Wallen's arrest warrant information was not immediately available, but Rahmer's warrant alleges he possessed psilocybin mushrooms, which resulted in the felony charge, along with 10 "dosage units" of Adderall and a single "dosage unit" of 30 milligrams of oxycodone hydrochloride. A dosage unit is presumably a pill.  

In a February letter sent to concerned senators, the Department of Defense confirmed 31 fatal drug overdoses at Fort Liberty between 2017 and 2021.

“While they are innocent until proven guilty, we are encouraged to see progress in the ongoing investigation as these arrests demonstrate the Army's commitment to accountability and to reduce and eliminate drug use and drug-related crime,” Gordon said. “Further, these alleged actions do not reflect the values of the Army and the Special Operations community.”

In January, there were 15 soldiers arrested by Army officials for their role in this drug ring.
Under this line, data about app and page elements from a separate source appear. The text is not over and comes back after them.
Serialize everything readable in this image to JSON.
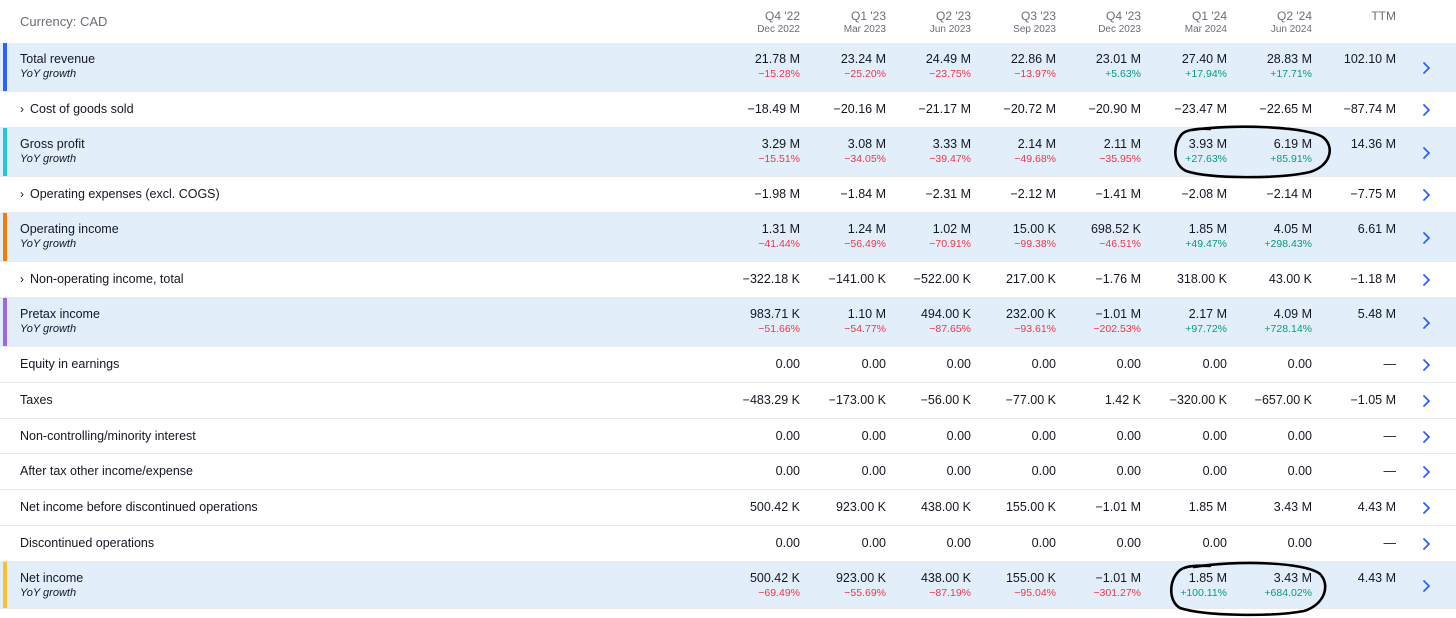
{
  "currency_label": "Currency: CAD",
  "columns": [
    {
      "quarter": "Q4 '22",
      "date": "Dec 2022"
    },
    {
      "quarter": "Q1 '23",
      "date": "Mar 2023"
    },
    {
      "quarter": "Q2 '23",
      "date": "Jun 2023"
    },
    {
      "quarter": "Q3 '23",
      "date": "Sep 2023"
    },
    {
      "quarter": "Q4 '23",
      "date": "Dec 2023"
    },
    {
      "quarter": "Q1 '24",
      "date": "Mar 2024"
    },
    {
      "quarter": "Q2 '24",
      "date": "Jun 2024"
    }
  ],
  "ttm_label": "TTM",
  "colors": {
    "revenue": "#2962ff",
    "gross_profit": "#26c6da",
    "operating_income": "#f57c00",
    "pretax_income": "#9c6ade",
    "net_income": "#fbc02d",
    "highlight_bg": "#e3eefb",
    "negative": "#f23645",
    "positive": "#089981"
  },
  "rows": [
    {
      "label": "Total revenue",
      "sublabel": "YoY growth",
      "highlight": true,
      "accent": "revenue",
      "expandable": false,
      "values": [
        "21.78 M",
        "23.24 M",
        "24.49 M",
        "22.86 M",
        "23.01 M",
        "27.40 M",
        "28.83 M"
      ],
      "growth": [
        "−15.28%",
        "−25.20%",
        "−23.75%",
        "−13.97%",
        "+5.63%",
        "+17.94%",
        "+17.71%"
      ],
      "ttm": "102.10 M"
    },
    {
      "label": "Cost of goods sold",
      "highlight": false,
      "expandable": true,
      "values": [
        "−18.49 M",
        "−20.16 M",
        "−21.17 M",
        "−20.72 M",
        "−20.90 M",
        "−23.47 M",
        "−22.65 M"
      ],
      "ttm": "−87.74 M"
    },
    {
      "label": "Gross profit",
      "sublabel": "YoY growth",
      "highlight": true,
      "accent": "gross_profit",
      "expandable": false,
      "values": [
        "3.29 M",
        "3.08 M",
        "3.33 M",
        "2.14 M",
        "2.11 M",
        "3.93 M",
        "6.19 M"
      ],
      "growth": [
        "−15.51%",
        "−34.05%",
        "−39.47%",
        "−49.68%",
        "−35.95%",
        "+27.63%",
        "+85.91%"
      ],
      "ttm": "14.36 M"
    },
    {
      "label": "Operating expenses (excl. COGS)",
      "highlight": false,
      "expandable": true,
      "values": [
        "−1.98 M",
        "−1.84 M",
        "−2.31 M",
        "−2.12 M",
        "−1.41 M",
        "−2.08 M",
        "−2.14 M"
      ],
      "ttm": "−7.75 M"
    },
    {
      "label": "Operating income",
      "sublabel": "YoY growth",
      "highlight": true,
      "accent": "operating_income",
      "expandable": false,
      "values": [
        "1.31 M",
        "1.24 M",
        "1.02 M",
        "15.00 K",
        "698.52 K",
        "1.85 M",
        "4.05 M"
      ],
      "growth": [
        "−41.44%",
        "−56.49%",
        "−70.91%",
        "−99.38%",
        "−46.51%",
        "+49.47%",
        "+298.43%"
      ],
      "ttm": "6.61 M"
    },
    {
      "label": "Non-operating income, total",
      "highlight": false,
      "expandable": true,
      "values": [
        "−322.18 K",
        "−141.00 K",
        "−522.00 K",
        "217.00 K",
        "−1.76 M",
        "318.00 K",
        "43.00 K"
      ],
      "ttm": "−1.18 M"
    },
    {
      "label": "Pretax income",
      "sublabel": "YoY growth",
      "highlight": true,
      "accent": "pretax_income",
      "expandable": false,
      "values": [
        "983.71 K",
        "1.10 M",
        "494.00 K",
        "232.00 K",
        "−1.01 M",
        "2.17 M",
        "4.09 M"
      ],
      "growth": [
        "−51.66%",
        "−54.77%",
        "−87.65%",
        "−93.61%",
        "−202.53%",
        "+97.72%",
        "+728.14%"
      ],
      "ttm": "5.48 M"
    },
    {
      "label": "Equity in earnings",
      "highlight": false,
      "expandable": false,
      "values": [
        "0.00",
        "0.00",
        "0.00",
        "0.00",
        "0.00",
        "0.00",
        "0.00"
      ],
      "ttm": "—"
    },
    {
      "label": "Taxes",
      "highlight": false,
      "expandable": false,
      "values": [
        "−483.29 K",
        "−173.00 K",
        "−56.00 K",
        "−77.00 K",
        "1.42 K",
        "−320.00 K",
        "−657.00 K"
      ],
      "ttm": "−1.05 M"
    },
    {
      "label": "Non-controlling/minority interest",
      "highlight": false,
      "expandable": false,
      "values": [
        "0.00",
        "0.00",
        "0.00",
        "0.00",
        "0.00",
        "0.00",
        "0.00"
      ],
      "ttm": "—"
    },
    {
      "label": "After tax other income/expense",
      "highlight": false,
      "expandable": false,
      "values": [
        "0.00",
        "0.00",
        "0.00",
        "0.00",
        "0.00",
        "0.00",
        "0.00"
      ],
      "ttm": "—"
    },
    {
      "label": "Net income before discontinued operations",
      "highlight": false,
      "expandable": false,
      "values": [
        "500.42 K",
        "923.00 K",
        "438.00 K",
        "155.00 K",
        "−1.01 M",
        "1.85 M",
        "3.43 M"
      ],
      "ttm": "4.43 M"
    },
    {
      "label": "Discontinued operations",
      "highlight": false,
      "expandable": false,
      "values": [
        "0.00",
        "0.00",
        "0.00",
        "0.00",
        "0.00",
        "0.00",
        "0.00"
      ],
      "ttm": "—"
    },
    {
      "label": "Net income",
      "sublabel": "YoY growth",
      "highlight": true,
      "accent": "net_income",
      "expandable": false,
      "values": [
        "500.42 K",
        "923.00 K",
        "438.00 K",
        "155.00 K",
        "−1.01 M",
        "1.85 M",
        "3.43 M"
      ],
      "growth": [
        "−69.49%",
        "−55.69%",
        "−87.19%",
        "−95.04%",
        "−301.27%",
        "+100.11%",
        "+684.02%"
      ],
      "ttm": "4.43 M"
    }
  ]
}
Only two of them were cleared. Make no mistake about it, the Army would not be doing this if there weren't mountains of evidence. Replacing that many special forces folks from the same unit isn't easy. It requires months of planning, extra training, and the shifting of resources. In a time when more troops are on alert or moved into hazardous areas, this is the last thing that they need. These are squad leaders and platoon sergeants. Those folks play a huge role in the success or the failure of the missions. And, in my opinion, that's not something you wanna fuck with on mushrooms, oxy, or adderal. Well, adderal is probably fine if we are just a few milligrams goofin. A little PED never hurt anyone unless you're tryin to get in the Hall of Fame. 

As a result of all these recent incidences, Mom and dad in Congress are back. That might be the worst punishment the rest of the unit can imagine. Nobody wants fuckers who have no idea what they are talking about putting their noses into operational readiness. Doesnt matter if they like it because apparently, that's exactly whats about to happen. 

Oversight of special operations has slowly increased on Capitol Hill as the Pentagon has leaned heavily on its elite units in the counter-terrorism campaigns following 9/11. Units that are tasked with operating in the dark face few checks and balances, compared to conventional forces, in environments that are not shrouded in secrecy, such as day-to-day operations on American soil.

An internal review of Special Operations Command conducted in 2019 found severe issues with ethics in the community, finding that the culture of elite units' extreme focus on mission accomplishment allows misconduct and unethical behavior to often go unchecked.

Anyway, sucks to see this kinda shit but it needs to happen after the report of 31 drug-related deaths on one military post. There shouldn't be any so it's clearly a problem that needs fixing. I'm sure these arrests were wake-up calls to the rest of the folks in the unit and beyond.